[R-sig-ME] Is it worth testing for overdispersion?
John Maindonald
john.maindonald at anu.edu.au
Fri Jun 24 01:11:40 CEST 2011
"But, we believe the "quasi" sorts of models are just wrong,"
No more wrong, necessarily, than any other way of accounting
for the relevant source of variation.

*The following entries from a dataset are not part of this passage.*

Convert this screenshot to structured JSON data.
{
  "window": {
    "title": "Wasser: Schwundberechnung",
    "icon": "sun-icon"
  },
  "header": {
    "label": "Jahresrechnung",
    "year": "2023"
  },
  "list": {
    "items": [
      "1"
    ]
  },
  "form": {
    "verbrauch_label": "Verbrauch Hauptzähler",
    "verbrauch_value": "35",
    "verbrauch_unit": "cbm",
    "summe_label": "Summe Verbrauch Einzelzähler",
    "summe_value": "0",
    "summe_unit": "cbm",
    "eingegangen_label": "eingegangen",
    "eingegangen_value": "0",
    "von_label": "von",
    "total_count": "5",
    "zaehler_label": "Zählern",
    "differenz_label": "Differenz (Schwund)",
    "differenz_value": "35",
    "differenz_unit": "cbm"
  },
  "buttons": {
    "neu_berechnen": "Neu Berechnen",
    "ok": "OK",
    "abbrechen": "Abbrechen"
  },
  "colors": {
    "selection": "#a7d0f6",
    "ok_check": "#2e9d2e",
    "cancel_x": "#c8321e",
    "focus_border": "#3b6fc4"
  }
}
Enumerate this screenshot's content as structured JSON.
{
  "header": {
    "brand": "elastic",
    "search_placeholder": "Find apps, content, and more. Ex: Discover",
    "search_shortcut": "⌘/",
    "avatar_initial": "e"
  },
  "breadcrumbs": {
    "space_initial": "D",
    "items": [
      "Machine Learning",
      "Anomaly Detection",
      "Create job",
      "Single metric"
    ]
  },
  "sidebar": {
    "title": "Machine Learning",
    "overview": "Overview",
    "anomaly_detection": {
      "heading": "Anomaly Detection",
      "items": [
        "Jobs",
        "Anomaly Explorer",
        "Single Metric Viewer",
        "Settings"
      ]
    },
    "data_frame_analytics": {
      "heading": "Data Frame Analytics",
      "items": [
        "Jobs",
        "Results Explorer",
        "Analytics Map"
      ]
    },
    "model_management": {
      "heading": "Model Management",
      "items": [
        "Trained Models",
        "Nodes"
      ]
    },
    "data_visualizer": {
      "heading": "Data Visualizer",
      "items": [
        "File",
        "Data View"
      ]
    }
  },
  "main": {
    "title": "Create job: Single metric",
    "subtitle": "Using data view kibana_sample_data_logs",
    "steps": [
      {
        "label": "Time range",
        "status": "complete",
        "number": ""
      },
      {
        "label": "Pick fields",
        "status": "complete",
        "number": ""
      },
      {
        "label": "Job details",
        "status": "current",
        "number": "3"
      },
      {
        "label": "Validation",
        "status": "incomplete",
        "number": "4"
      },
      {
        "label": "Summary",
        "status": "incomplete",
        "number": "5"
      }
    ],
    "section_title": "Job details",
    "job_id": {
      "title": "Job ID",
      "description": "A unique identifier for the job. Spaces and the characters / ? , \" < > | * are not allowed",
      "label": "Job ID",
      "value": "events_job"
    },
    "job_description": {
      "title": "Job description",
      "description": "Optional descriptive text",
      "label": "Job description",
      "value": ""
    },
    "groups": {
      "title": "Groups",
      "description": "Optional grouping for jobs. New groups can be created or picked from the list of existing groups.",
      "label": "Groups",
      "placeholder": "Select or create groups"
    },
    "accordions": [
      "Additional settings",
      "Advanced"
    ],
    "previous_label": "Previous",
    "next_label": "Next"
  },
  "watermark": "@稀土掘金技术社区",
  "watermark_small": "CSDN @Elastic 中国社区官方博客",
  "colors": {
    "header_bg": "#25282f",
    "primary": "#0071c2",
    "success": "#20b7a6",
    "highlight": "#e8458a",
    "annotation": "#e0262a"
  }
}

Quasi models are just less
explicit than other models that are used for similar purposes,
and therefore less tractable, maybe even unusable, in contexts
where it helps to be able to write down the distribution whose
likelihood on is working with.
They are incompletely specified, straightforward for purposes of
doing certain calculations, but awkward if one wants to specify the
distributional details of the way that the data were generated.
Negative binomial models are not much better in this respect.
To understand how the data might be approximately negative
binomial, one has to think in terms of a mixing or compounding
or waiting time mechanism. In the first two cases, these are of
a very particular kind, involving simpler models. The data do not
of themselves make it possible to choose between the alternative
mechanisms. Look up "negative binomial" on Wikepedia.
Negative binomial models seem to me a good way of saying that
one has no idea what may be happening!
The choice between a quasi approximation and observational
level random effects (and sure, the latter have the advantage
that the model is fully specified) should really really hinge on
which, in any particular application, provides the better model
for the variance-covariance structure. In practice, there is rarely
enough data that it is possible to tell the difference.
It really is a question that "all models are wrong, but some are useful",
as in the Box & Draper quote.
John Maindonald email: john.maindonald at anu.edu.au
phone : +61 2 (6125)3473 fax : +61 2(6125)5549
Centre for Mathematics & Its Applications, Room 1194,
John Dedman Mathematical Sciences Building (Building 27)
Australian National University, Canberra ACT 0200.
http://www.maths.anu.edu.au/~johnm
On 24/06/2011, at 4:00 AM, Paul Johnson wrote:
> On Tue, Jun 21, 2011 at 6:53 AM, Iker Vaquero Alba <karraspito at yahoo.es> wrote:
>>
>>
>> Dear list:
>>
>> I read some time ago in one of the posts that the option of implementing quasi- families in lmer had been removed. Is that right?
>
> You are confusing 2 things. Overdispersion can occur, it may be a problem.
>
> But, we believe the "quasi" sorts of models are just wrong, and if you
> are going to treat over dispersion, you need to treat it properly,
> either by changing to a negative binomial model or by introducing a
> "real" mixed effect, not a quasi approximation of a mixed effect.
>>
>
> Overdispersion would naturally be a property of a non-mixed model,and
> you can test for it in many ways. Could I suggest to you Simon
> Jackman's package, "pscl", which includes some nice tools for that.
>
> PJ
>
> --
> Paul E. Johnson
> Professor, Political Science
> 1541 Lilac Lane, Room 504
> University of Kansas
>
> _______________________________________________
> R-sig-mixed-models at r-project.org mailing list
> https://stat.ethz.ch/mailman/listinfo/r-sig-mixed-models
More information about the R-sig-mixed-models
mailing list